What is a Lead and Copper Action Level?

The EPA sets the Lead and Copper Action Level. This is not a health-based standard. Exceeding an action level requires specific changes to drinking water treatment to reduce pipe corrosion or other requirements that a water system must follow. The action level for lead and copper is triggered when the concentration of lead exceeds 15 parts per billion or the concentration of copper exceeds 1300 parts per billion after the water has been sitting in the pipe for at least six hours.

Fluoride

Is fluoride in Chatham's drinking water?

Chatham County Utilities adds fluoride to the drinking water supplied to the North Chatham Water System.

What is the optimal level of fluoride in drinking water?

The optimal level for fluoride is intended to prevent tooth decay and protect public health. In January 2011, the United States Department of Health and Human Services (HHS) issued a revised recommendation for the optimal level of fluoride in drinking water. Based on new research, HHS recommends a fluoride level of 0.7 mg/L as optimal for ensuring public health protection. In the past, HHS supported a fluoride level between 0.7 to 1.2 mg/L, as safe and effective in preventing tooth decay. For more information on the HHS recommendation, please visit the HHS website.

What is EPA's drinking water standard for fluoride?

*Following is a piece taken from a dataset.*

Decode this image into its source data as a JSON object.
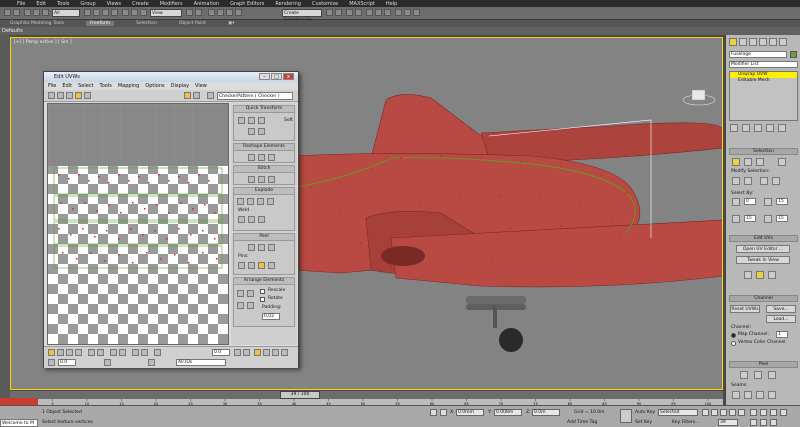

The United States Environmental Protection Agency's (US EPA) maximum contaminant level (MCL) and maximum contaminant level goal (MCLG) for fluoride is 4 mg/L. According to the U.S. EPA, "Some people who drink water containing fluoride in excess of the MCL over many years could get bone disease, including pain and tenderness of the bones. Fluoride in drinking water at half the MCL or more may cause mottling of children's teeth, usually in children less than nine years old. Mottling, also known as dental fluorosis, may include brown staining and/or pitting of the teeth, and occurs only in developing teeth before they erupt from the gums." For more information about fluoride, visit the EPA website.

 
What is the maximum contaminant level (MCL) and maximum contaminant level goal (MCLG)?

According to the U.S. Environmental Protection Agency, a MCL is the "highest level of a contaminant that is allowed in drinking water. MCLs are set as close to the MCLGs as feasible using the best available treatment technology." A MCLG is the "level of a contaminant in drinking water below which there is no known or expected risk to health. MCLGs allow for a margin of safety."

For additional information regarding water quality, please see Chatham County's Annual Drinking Water Quality Report